July 3 (Reuters) - Construction of TC Energy Corp’s oil pipeline project, Keystone XL, has begun in Canada, the premier of the Canadian province of Alberta announced on Friday, saying the government has started talking with U.S. Democratic lawmakers for support.
The pipeline project is supported by U.S. President Donald Trump, but faces opposition from presumptive Democratic presidential nominee Joe Biden, who has said he would rescind the permit for Keystone XL pipeline if elected.
“We will be reaching out, as we already have... to members of (Biden’s) party, many of whom support the project,” Alberta premier Jason Kenney told reporters on Friday.
He said labour unions with close connections to Biden’s party, trade unions, steel workers and others will be approached for support of the project.
Construction of the pipeline, which would carry 830,000 barrels a day of crude from Alberta to the U.S. Midwest, has been delayed for more than a decade by opposition from landowners, environmental groups and tribes.
“If there is a change of administration next January, there will have been very substantial progress on this project in three U.S. states, across the Canada-U.S. border as well as north of the border,” Kenney added.
The project has suffered various setbacks including the ruling by a U.S. court on April 15 against the U.S. Army Corps of Engineers’ use of a permit that allows new energy pipelines to cross water bodies.
Earlier this year, Alberta had said it would invest $1.1 billion in Keystone XL and back TC Energy’s $4.2 billion credit facility.

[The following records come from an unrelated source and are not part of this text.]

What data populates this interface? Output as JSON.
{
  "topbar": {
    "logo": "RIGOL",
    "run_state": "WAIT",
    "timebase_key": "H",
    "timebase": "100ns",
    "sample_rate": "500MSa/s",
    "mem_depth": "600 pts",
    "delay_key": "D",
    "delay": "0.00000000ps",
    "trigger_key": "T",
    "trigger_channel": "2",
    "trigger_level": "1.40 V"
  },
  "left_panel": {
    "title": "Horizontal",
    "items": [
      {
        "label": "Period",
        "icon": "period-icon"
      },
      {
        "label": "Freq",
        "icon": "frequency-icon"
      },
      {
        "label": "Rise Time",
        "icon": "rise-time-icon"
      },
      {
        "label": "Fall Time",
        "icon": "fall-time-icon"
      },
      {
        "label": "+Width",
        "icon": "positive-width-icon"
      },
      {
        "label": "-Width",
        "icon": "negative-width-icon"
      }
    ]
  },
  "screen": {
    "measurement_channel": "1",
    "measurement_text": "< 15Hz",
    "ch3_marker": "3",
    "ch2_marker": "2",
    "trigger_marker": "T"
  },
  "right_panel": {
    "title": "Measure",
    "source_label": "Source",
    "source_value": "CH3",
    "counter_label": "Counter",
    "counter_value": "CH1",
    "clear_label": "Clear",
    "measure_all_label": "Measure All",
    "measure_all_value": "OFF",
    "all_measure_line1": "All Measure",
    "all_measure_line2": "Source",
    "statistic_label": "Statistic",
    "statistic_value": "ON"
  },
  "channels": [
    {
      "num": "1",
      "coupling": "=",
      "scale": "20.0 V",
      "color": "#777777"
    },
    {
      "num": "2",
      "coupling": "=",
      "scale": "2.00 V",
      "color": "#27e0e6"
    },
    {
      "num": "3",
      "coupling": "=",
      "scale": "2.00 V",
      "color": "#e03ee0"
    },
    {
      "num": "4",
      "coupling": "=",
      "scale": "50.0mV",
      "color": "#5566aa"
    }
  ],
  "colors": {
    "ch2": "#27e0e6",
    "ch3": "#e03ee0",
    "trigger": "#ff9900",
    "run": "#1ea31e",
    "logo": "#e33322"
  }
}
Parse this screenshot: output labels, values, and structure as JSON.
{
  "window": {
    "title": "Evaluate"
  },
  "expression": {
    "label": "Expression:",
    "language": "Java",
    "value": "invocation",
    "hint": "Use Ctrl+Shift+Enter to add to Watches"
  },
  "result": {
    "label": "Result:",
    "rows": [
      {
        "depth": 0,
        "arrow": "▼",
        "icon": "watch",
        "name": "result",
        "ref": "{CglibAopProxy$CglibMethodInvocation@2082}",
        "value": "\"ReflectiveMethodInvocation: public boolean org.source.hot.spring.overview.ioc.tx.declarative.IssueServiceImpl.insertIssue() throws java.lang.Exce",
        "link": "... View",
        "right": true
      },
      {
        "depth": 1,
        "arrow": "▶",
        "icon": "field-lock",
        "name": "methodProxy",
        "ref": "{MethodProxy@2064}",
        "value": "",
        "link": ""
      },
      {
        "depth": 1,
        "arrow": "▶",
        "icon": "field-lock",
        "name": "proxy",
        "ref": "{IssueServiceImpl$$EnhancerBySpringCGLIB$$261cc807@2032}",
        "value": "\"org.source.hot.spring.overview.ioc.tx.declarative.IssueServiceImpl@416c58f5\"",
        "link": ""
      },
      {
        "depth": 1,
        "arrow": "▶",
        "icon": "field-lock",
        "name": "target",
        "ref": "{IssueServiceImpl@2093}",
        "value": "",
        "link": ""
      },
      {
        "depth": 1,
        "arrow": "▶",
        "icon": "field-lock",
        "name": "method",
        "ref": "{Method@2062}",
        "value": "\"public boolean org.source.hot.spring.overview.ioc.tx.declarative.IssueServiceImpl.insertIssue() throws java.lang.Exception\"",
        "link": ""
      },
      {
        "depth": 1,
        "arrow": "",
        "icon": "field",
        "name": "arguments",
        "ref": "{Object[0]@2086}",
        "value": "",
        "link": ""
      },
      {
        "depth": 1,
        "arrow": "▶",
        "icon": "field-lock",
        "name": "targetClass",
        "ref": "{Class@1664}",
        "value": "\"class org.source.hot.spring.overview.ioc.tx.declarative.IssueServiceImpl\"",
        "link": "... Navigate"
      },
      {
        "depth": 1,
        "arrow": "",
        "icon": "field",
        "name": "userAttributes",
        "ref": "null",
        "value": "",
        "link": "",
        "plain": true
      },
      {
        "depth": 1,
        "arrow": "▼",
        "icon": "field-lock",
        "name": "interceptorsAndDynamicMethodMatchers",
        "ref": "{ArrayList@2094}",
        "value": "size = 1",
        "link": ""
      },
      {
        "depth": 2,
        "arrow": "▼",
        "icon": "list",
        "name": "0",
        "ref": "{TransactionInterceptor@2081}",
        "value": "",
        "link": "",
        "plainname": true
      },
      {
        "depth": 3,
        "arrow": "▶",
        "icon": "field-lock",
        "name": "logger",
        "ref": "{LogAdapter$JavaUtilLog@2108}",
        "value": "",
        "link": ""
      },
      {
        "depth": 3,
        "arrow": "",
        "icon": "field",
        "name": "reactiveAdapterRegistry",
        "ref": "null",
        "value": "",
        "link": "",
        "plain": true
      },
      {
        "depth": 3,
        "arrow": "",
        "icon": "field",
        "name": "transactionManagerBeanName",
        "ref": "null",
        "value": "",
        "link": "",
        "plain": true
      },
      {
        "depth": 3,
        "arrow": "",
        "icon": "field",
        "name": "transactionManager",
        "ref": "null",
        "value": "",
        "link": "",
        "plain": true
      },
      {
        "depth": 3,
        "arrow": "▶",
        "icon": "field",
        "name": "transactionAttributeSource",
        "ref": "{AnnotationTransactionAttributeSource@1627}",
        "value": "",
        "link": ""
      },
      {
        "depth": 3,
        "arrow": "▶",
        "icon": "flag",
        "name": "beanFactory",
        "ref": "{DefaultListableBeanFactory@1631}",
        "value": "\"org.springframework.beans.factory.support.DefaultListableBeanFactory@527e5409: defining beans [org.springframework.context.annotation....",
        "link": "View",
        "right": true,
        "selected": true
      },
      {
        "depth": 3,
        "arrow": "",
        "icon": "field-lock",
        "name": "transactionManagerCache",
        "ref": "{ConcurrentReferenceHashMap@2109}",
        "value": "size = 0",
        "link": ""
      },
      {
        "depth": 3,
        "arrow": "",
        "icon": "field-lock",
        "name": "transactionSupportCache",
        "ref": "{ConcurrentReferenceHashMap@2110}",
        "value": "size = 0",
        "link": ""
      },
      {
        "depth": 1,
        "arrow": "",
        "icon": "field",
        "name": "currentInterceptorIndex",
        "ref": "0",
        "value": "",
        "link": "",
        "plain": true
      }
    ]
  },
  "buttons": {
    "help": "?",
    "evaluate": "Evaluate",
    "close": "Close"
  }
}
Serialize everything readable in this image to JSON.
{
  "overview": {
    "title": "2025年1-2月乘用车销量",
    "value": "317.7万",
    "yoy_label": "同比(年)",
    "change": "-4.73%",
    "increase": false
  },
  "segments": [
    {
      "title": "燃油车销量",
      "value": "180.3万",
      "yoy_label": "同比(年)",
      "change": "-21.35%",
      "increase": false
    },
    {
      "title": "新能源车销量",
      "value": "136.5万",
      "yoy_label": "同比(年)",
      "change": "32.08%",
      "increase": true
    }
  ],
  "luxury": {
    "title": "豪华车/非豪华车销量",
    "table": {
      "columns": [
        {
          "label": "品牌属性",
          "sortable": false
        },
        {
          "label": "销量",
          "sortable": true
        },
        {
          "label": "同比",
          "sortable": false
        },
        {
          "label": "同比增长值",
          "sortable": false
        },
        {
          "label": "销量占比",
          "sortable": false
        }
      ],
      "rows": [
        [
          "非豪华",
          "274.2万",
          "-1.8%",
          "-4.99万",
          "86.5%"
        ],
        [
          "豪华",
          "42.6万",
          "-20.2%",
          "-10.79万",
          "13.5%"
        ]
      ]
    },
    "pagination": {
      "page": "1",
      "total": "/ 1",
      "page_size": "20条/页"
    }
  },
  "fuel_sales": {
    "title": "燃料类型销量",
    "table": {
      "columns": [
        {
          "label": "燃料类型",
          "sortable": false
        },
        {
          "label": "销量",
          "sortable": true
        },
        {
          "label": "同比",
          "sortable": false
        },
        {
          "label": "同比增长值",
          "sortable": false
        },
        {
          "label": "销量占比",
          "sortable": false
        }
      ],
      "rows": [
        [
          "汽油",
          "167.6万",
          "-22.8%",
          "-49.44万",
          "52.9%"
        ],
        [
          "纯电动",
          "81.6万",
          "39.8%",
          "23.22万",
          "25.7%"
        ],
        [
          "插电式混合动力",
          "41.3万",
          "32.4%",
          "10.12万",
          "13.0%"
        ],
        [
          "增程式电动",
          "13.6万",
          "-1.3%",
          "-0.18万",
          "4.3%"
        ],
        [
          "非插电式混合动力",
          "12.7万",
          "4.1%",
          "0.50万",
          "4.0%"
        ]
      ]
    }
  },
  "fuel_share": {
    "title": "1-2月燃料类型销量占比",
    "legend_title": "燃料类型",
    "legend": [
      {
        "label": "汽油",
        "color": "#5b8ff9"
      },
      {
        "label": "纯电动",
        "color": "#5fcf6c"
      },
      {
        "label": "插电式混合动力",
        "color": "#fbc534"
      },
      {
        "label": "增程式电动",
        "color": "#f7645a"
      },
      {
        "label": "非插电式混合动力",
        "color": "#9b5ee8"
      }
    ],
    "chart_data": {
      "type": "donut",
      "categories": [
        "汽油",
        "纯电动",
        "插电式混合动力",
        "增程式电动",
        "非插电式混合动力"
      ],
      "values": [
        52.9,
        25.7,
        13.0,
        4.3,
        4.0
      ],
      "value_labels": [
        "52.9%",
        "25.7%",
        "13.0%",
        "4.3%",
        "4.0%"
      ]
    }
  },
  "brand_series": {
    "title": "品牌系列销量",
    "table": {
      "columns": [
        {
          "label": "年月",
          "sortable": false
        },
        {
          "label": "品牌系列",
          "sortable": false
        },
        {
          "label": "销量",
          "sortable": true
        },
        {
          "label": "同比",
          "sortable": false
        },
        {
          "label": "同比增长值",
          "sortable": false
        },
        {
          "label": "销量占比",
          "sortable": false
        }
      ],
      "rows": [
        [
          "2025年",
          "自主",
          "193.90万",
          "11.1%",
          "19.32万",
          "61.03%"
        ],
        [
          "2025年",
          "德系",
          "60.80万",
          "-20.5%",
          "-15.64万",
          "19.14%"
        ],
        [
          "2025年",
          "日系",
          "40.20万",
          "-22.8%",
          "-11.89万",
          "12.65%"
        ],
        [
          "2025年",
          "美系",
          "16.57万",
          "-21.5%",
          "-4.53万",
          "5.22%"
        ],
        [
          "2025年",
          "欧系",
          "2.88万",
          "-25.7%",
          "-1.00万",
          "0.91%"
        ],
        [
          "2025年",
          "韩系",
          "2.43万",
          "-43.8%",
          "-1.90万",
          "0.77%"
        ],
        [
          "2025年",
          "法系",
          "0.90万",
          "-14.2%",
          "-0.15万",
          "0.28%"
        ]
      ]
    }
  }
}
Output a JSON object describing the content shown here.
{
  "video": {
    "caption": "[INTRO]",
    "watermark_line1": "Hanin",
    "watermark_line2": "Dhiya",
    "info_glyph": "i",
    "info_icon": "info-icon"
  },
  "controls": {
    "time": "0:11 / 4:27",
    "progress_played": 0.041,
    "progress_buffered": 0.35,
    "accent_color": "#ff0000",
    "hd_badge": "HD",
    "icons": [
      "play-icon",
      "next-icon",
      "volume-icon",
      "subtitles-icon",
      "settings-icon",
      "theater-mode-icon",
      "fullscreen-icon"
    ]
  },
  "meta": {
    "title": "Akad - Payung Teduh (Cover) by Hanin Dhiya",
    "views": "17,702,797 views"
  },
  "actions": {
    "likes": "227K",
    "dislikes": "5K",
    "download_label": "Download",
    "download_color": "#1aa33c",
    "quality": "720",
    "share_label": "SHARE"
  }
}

Alberta, home of the world’s third-largest oil reserves, has had to deal for years with weakened prices due to congested pipelines, and has had to curtail oil production. (Reporting by Aishwarya Nair in Bengaluru Editing by Chris Reese)